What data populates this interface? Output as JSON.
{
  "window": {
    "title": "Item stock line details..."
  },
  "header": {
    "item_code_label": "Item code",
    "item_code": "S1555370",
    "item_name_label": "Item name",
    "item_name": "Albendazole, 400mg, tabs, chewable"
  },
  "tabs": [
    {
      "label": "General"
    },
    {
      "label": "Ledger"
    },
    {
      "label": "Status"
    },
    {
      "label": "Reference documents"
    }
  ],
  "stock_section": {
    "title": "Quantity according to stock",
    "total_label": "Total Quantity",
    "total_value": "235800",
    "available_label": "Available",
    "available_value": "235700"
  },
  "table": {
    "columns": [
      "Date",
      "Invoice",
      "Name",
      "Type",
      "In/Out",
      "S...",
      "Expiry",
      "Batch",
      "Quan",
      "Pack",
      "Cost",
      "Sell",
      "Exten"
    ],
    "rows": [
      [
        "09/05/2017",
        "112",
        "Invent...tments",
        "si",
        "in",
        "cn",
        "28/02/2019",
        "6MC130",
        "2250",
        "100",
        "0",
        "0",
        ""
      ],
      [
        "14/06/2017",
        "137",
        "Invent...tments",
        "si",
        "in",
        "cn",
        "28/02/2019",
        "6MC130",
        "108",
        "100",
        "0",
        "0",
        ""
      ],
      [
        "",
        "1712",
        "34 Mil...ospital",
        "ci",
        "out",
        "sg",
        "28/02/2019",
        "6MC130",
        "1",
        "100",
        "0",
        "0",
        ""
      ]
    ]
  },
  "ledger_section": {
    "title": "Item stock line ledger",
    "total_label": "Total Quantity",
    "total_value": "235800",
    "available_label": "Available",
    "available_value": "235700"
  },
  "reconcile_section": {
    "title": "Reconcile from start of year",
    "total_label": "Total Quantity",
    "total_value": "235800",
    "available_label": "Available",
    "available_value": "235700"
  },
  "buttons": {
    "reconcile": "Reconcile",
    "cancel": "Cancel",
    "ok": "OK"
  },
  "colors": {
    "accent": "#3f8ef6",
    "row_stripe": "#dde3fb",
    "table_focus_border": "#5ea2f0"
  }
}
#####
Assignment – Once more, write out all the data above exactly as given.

The completed task –
What data populates this interface? Output as JSON.
{
  "window": {
    "title": "Item stock line details..."
  },
  "header": {
    "item_code_label": "Item code",
    "item_code": "S1555370",
    "item_name_label": "Item name",
    "item_name": "Albendazole, 400mg, tabs, chewable"
  },
  "tabs": [
    {
      "label": "General"
    },
    {
      "label": "Ledger"
    },
    {
      "label": "Status"
    },
    {
      "label": "Reference documents"
    }
  ],
  "stock_section": {
    "title": "Quantity according to stock",
    "total_label": "Total Quantity",
    "total_value": "235800",
    "available_label": "Available",
    "available_value": "235700"
  },
  "table": {
    "columns": [
      "Date",
      "Invoice",
      "Name",
      "Type",
      "In/Out",
      "S...",
      "Expiry",
      "Batch",
      "Quan",
      "Pack",
      "Cost",
      "Sell",
      "Exten"
    ],
    "rows": [
      [
        "09/05/2017",
        "112",
        "Invent...tments",
        "si",
        "in",
        "cn",
        "28/02/2019",
        "6MC130",
        "2250",
        "100",
        "0",
        "0",
        ""
      ],
      [
        "14/06/2017",
        "137",
        "Invent...tments",
        "si",
        "in",
        "cn",
        "28/02/2019",
        "6MC130",
        "108",
        "100",
        "0",
        "0",
        ""
      ],
      [
        "",
        "1712",
        "34 Mil...ospital",
        "ci",
        "out",
        "sg",
        "28/02/2019",
        "6MC130",
        "1",
        "100",
        "0",
        "0",
        ""
      ]
    ]
  },
  "ledger_section": {
    "title": "Item stock line ledger",
    "total_label": "Total Quantity",
    "total_value": "235800",
    "available_label": "Available",
    "available_value": "235700"
  },
  "reconcile_section": {
    "title": "Reconcile from start of year",
    "total_label": "Total Quantity",
    "total_value": "235800",
    "available_label": "Available",
    "available_value": "235700"
  },
  "buttons": {
    "reconcile": "Reconcile",
    "cancel": "Cancel",
    "ok": "OK"
  },
  "colors": {
    "accent": "#3f8ef6",
    "row_stripe": "#dde3fb",
    "table_focus_border": "#5ea2f0"
  }
}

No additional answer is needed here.